I upgraded to the Fedora Core 9 Alias Sulphur distribution, more than a year ago. The one I had at that time (werewolf), was so buggy that I told some one to download the FC9, within the first week of it’s release. Everything you see in this blog, and many other up to 200 programs which were not the standard distribution of the DVD were tested on Fedora 9.
So it’s like loosing an old faithful friend to me. I learned FOSS up to this level from Fedora 9, Although I was using FC8 and FC7 before, they somewhat did not give me the feeling to experiment. And talking about fedora, it’s the best distro to experiment… bit harder than ubuntu, I know.. but that’s what pure Linux is.

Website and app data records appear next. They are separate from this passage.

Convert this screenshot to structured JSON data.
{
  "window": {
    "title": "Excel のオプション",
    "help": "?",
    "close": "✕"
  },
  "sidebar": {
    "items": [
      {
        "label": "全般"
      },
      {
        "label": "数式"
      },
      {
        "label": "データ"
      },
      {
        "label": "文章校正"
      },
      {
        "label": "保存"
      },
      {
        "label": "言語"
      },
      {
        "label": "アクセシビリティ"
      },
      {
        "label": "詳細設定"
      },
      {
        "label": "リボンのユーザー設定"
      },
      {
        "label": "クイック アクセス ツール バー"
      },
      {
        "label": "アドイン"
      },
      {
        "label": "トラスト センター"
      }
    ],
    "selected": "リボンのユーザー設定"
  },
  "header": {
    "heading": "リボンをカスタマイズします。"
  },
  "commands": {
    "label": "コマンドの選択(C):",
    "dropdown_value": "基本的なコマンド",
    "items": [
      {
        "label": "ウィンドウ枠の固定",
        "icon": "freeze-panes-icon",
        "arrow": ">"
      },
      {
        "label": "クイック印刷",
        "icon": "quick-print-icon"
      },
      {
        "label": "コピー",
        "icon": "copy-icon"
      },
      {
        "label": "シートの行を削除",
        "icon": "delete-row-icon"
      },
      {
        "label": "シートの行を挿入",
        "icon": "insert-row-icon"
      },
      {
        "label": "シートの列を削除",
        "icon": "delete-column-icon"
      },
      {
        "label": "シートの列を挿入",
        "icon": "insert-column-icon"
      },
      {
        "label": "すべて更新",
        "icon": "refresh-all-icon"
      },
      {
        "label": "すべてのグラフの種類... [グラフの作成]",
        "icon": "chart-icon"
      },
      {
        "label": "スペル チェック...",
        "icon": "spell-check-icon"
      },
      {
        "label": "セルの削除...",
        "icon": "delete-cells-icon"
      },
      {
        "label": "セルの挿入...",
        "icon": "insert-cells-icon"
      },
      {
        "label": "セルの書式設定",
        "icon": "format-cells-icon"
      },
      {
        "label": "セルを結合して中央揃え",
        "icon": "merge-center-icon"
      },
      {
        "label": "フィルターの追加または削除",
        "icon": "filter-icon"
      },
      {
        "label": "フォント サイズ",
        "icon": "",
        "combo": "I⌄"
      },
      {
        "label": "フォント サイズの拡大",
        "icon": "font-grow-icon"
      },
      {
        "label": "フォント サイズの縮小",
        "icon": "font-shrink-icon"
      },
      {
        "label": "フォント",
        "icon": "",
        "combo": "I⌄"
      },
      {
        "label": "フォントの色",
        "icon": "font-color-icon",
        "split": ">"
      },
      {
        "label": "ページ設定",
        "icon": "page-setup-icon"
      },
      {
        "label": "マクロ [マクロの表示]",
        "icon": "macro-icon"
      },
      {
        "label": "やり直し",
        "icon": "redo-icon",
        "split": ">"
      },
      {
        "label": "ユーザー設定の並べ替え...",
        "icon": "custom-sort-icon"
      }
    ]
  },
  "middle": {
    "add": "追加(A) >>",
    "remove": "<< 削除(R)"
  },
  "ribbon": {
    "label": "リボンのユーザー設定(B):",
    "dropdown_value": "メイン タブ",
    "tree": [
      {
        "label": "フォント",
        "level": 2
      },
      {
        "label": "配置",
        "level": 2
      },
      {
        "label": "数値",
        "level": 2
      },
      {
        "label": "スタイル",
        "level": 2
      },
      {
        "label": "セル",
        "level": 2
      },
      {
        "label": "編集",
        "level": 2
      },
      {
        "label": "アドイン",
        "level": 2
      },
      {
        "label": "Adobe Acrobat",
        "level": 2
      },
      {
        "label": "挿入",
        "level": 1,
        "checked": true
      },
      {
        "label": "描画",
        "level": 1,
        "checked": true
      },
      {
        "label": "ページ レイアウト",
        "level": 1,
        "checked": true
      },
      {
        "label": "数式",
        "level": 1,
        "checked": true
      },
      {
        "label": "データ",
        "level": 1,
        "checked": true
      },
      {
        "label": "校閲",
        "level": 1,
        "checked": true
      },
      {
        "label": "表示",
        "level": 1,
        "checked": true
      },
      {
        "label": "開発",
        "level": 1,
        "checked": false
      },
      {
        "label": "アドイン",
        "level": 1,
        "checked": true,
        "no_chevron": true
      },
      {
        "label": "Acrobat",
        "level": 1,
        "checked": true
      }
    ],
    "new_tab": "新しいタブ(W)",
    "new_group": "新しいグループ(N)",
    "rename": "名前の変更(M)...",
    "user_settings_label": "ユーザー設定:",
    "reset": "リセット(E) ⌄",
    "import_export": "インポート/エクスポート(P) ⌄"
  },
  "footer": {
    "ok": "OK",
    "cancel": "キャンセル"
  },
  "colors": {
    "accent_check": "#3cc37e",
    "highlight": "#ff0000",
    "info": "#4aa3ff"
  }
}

Other than trying to be new, there’s some major improvements in utility programs I expect from FC11. As almost a year has passed by now, the new versions of the programs and compleately fresh programs came this year, seemed too mush to be handled by old FC9.
- Qt 4.3 to 4.5 – This has caused me to stop installing about 20 programs. People these days need Qt for GUI as they need coke
- Mono 1.9 – 2.x – C# happy people tends to right code in newest way possible to them. So until now, I was unable to install mono 2.0 !
- Boost libraries – Try installing some stastics programs without old versions. It gives hell.
- Gnome 2.26 – Always easy to do things when you have new GUI !
- Xulrunner – FC9 came with a beta, and it did give hell.
Other reasons are bugs:
- Sleeping problem – FC9 system couldn’t sleep, it shuts down !
- The authentic driver for 945GZ failed. So I used an experimental one.
- GDM had a bug, so I can’t logout and loggin with another user, using GUI.
- So many more
Anyway, of those 200 programs, many of them were compiled from source. So the RPM does not know about them and if the FC11 has the .rpm for those, it will overwrite the files, and this could cause problems. And above programs were compiled for kernel year ago, so I expect many programs to fail at the new OS. So I have listed all the manually installed programs, current list of RPM’s , bins and includes. This is hoe I did it.
rpm -qa >> filename ‘saves all RPM to a file
ls /usr/bin >> filename ‘saves list of binaries
ls /usr/include >> filename ‘saves list of source files
In case neede to search for something,
cat filename | grep <search string>
Ok i’m going to start it now. I hope current won’t go off.
Special thanks for Isuru Udana for providing me the FC9 DVD.